The family had been scattered around North America — Serena was in Toronto filming a cable television series — but had all gathered in Los Angeles by Sunday night. There had been five Williams sisters — Yetunde Price (31), Isha Price (29), Lyndrea Price (25), Venus (23) and Serena (21).
Venus and Serena are the daughters of Oracene Price and Richard Williams. Yetunde was the daughter of Oracene Price and Yusef A.K. Rasheed.
All five daughters had lived with Richard and Oracene in Compton, a suburb of Los Angeles, until about a decade ago, when they moved to Palm Beach Gardens, to expose Venus and Serena to better tennis instruction.
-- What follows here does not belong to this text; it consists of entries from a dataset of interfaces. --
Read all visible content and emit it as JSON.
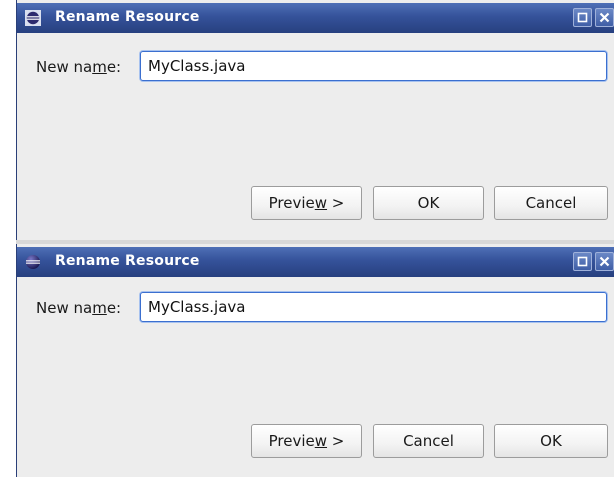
{
  "colors": {
    "title_bar": "#35529a",
    "dialog_bg": "#ededed",
    "input_border": "#3b6fcf"
  },
  "dialog_top": {
    "title": "Rename Resource",
    "icon": "eclipse-icon",
    "name_label_pre": "New na",
    "name_label_mnemonic": "m",
    "name_label_post": "e:",
    "name_value": "MyClass.java",
    "preview_pre": "Previe",
    "preview_mnemonic": "w",
    "preview_post": " >",
    "button_2": "OK",
    "button_3": "Cancel"
  },
  "dialog_bottom": {
    "title": "Rename Resource",
    "icon": "eclipse-sphere-icon",
    "name_label_pre": "New na",
    "name_label_mnemonic": "m",
    "name_label_post": "e:",
    "name_value": "MyClass.java",
    "preview_pre": "Previe",
    "preview_mnemonic": "w",
    "preview_post": " >",
    "button_2": "Cancel",
    "button_3": "OK"
  }
}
Prior to that, the sisters had practised on a cracked cement court scarred with the bullets of gang shootings; the court is still in use and is near the corner where Yetunde Price was shot.
“We’re still investigating exactly what happened, but around 12:15 am, our officers who patrol that area of Compton heard several rounds of gunfire,” said Los Angeles County Sheriff’s Deputy Richard Pena. “They responded, and when they investigated, they found that a white SUV driven by a man with a woman in the passenger seat had gotten into a confrontation with the residents there. This woman turned out to be Yetunde Price.”
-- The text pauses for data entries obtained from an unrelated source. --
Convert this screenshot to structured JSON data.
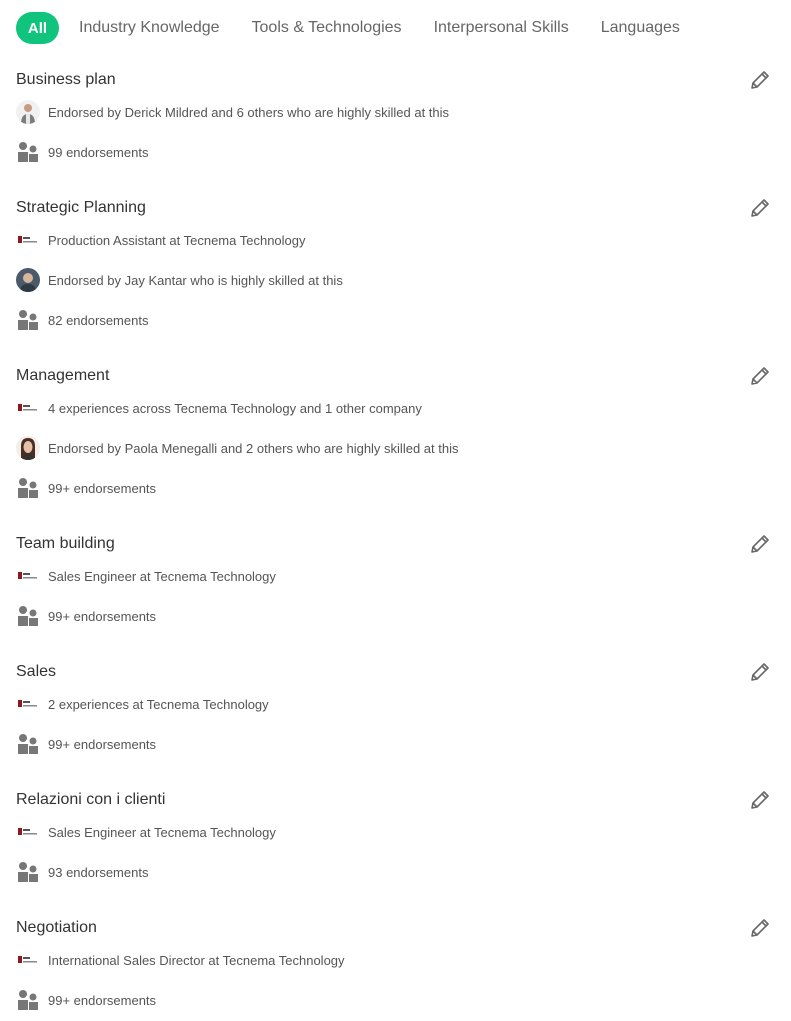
{
  "tabs": {
    "all": "All",
    "items": [
      "Industry Knowledge",
      "Tools & Technologies",
      "Interpersonal Skills",
      "Languages"
    ]
  },
  "colors": {
    "accent": "#10c47e",
    "icon_gray": "#777777"
  },
  "skills": [
    {
      "title": "Business plan",
      "endorsed_by": "Endorsed by Derick Mildred and 6 others who are highly skilled at this",
      "endorsements": "99 endorsements"
    },
    {
      "title": "Strategic Planning",
      "experience": "Production Assistant at Tecnema Technology",
      "endorsed_by": "Endorsed by Jay Kantar who is highly skilled at this",
      "endorsements": "82 endorsements"
    },
    {
      "title": "Management",
      "experience": "4 experiences across Tecnema Technology and 1 other company",
      "endorsed_by": "Endorsed by Paola Menegalli and 2 others who are highly skilled at this",
      "endorsements": "99+ endorsements"
    },
    {
      "title": "Team building",
      "experience": "Sales Engineer at Tecnema Technology",
      "endorsements": "99+ endorsements"
    },
    {
      "title": "Sales",
      "experience": "2 experiences at Tecnema Technology",
      "endorsements": "99+ endorsements"
    },
    {
      "title": "Relazioni con i clienti",
      "experience": "Sales Engineer at Tecnema Technology",
      "endorsements": "93 endorsements"
    },
    {
      "title": "Negotiation",
      "experience": "International Sales Director at Tecnema Technology",
      "endorsements": "99+ endorsements"
    }
  ]
}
Price was the mother of three young children. She was divorced. She also was a registered nurse and the co-owner of a beauty shop, as well as a personal assistant to Venus and Serena, co-ordinating their finances and travel arrangements.
“More than anything, she was just the big sister of the family. She was the oldest, so she had a real motherly role, and she was just a real wise person, a real calming influence,” said Cora Masters, a close family friend who was at Wimbledon this summer with Oracene and all five of the sisters.
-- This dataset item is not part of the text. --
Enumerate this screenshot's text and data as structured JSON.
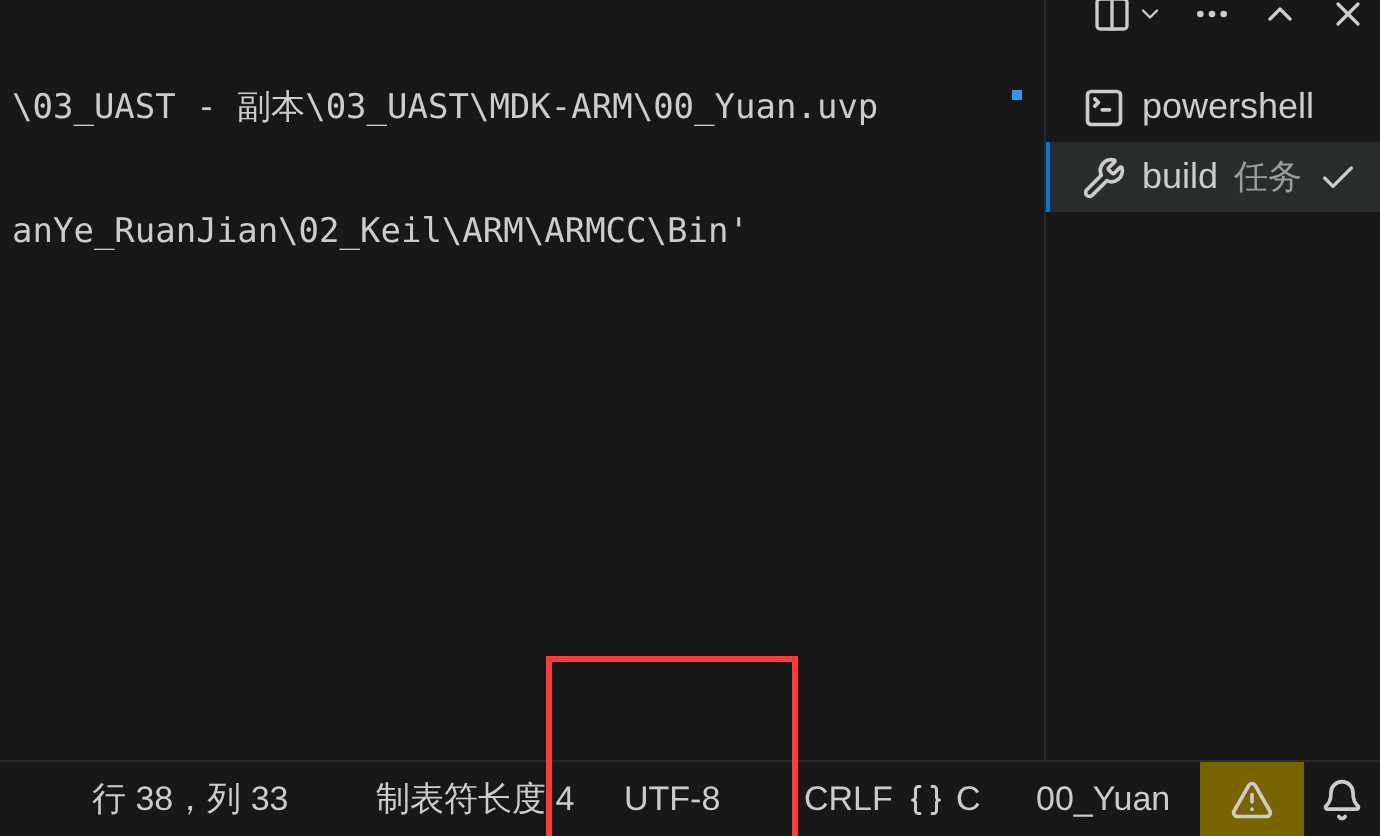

“I talked to Oracene this morning, and she was just in shock. Everyone is either in shock or hysterical. Every time I talk to Isha, we get 30 seconds in on the phone and then we both just break down crying.”
All five Williams sisters often publicly had said their family was more important to them than anything else, particularly tennis. “One of us talks to another of us on the phone at least once a day, and probably more than that,” Yetunde Price said in June.
At Wimbledon, she stood outside the locker room and helped Venus calm down after an injury in the semi-finals. “I wouldn’t have made it without my sisters,” Venus said later.
The five had seen each other through many trials, from an impoverished upbringing to adjustments to fame as Venus and Serena rose to the top of the tennis rankings. Along the way, Richard and Oracene were divorced. Serena was tracked by a stalker for more than a year, and the family recently dealt with the death of Oracene’s mother.
“This is a close family, and they will get through this the way they get through everything, but it will be hard,” said Raymone Bain, Venus and Serena’s publicist. “Yetunde was not only a wonderful person, but a wonderful mother who loved her children so much. For a senseless murder like this, you just have to wonder, Why'”